=== Records for processing ===

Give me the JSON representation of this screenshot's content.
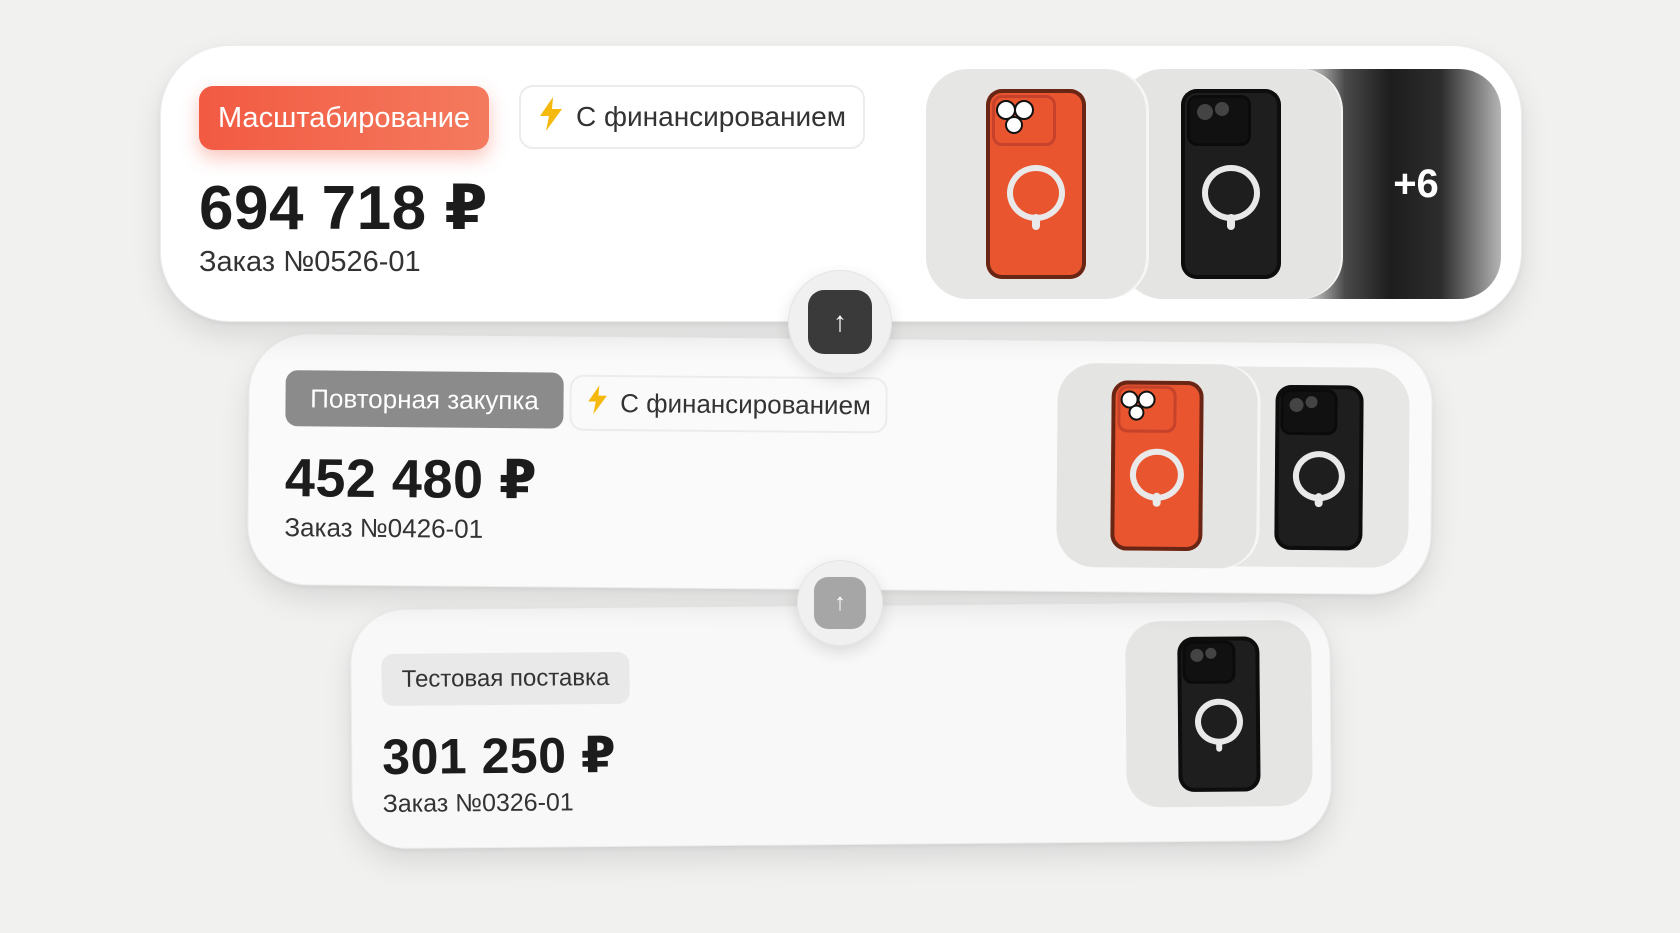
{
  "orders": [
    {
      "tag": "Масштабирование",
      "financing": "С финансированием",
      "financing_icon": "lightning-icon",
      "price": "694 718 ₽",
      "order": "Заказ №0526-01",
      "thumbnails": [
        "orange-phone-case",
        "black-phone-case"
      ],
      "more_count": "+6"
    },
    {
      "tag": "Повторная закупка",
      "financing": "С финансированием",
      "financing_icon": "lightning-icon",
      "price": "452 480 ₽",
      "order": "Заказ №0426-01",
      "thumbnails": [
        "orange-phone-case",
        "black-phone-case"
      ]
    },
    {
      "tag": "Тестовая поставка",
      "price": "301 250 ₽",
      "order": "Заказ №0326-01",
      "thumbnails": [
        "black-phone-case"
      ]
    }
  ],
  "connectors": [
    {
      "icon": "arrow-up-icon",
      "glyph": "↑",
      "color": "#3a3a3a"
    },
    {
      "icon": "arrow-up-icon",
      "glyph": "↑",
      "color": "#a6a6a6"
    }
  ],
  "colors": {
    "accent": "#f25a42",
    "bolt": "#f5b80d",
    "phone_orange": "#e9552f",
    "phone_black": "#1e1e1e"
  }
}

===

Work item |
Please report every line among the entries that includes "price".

Exercise result |
      "price": "694 718 ₽",
      "price": "452 480 ₽",
      "price": "301 250 ₽",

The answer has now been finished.